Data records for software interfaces
──────────

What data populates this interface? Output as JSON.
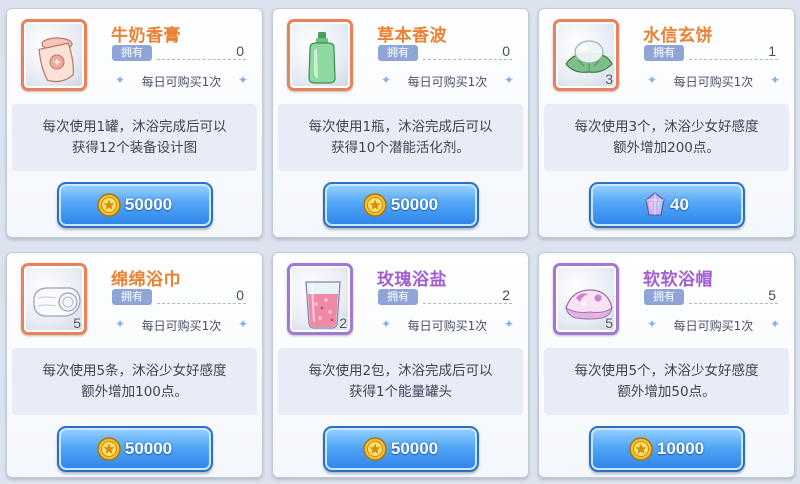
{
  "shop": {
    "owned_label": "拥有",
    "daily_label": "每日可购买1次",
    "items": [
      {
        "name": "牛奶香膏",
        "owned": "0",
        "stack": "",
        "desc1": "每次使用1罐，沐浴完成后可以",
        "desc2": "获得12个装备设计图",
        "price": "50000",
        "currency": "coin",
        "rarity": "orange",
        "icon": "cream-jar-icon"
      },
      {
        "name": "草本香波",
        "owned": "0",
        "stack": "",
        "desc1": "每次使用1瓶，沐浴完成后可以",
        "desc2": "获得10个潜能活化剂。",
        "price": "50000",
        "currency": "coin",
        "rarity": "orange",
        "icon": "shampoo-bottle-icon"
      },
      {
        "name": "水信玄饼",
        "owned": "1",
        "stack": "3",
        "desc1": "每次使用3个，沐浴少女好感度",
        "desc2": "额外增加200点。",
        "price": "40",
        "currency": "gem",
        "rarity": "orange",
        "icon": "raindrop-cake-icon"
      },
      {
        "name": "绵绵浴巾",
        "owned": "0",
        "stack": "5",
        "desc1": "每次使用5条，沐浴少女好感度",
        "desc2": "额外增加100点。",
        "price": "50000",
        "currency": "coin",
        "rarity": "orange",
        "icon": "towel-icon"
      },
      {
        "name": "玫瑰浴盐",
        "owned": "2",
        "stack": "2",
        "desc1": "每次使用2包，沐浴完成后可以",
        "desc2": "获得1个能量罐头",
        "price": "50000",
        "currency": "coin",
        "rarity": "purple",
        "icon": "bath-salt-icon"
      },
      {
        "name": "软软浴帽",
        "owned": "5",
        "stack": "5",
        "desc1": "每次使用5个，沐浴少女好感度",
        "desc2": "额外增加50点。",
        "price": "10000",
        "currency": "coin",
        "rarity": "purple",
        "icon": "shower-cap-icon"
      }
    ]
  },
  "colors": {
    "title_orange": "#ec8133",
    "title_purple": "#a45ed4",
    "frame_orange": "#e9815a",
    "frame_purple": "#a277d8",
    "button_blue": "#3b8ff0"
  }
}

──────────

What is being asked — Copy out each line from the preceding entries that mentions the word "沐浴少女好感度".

Written reply —
        "desc1": "每次使用3个，沐浴少女好感度",
        "desc1": "每次使用5条，沐浴少女好感度",
        "desc1": "每次使用5个，沐浴少女好感度",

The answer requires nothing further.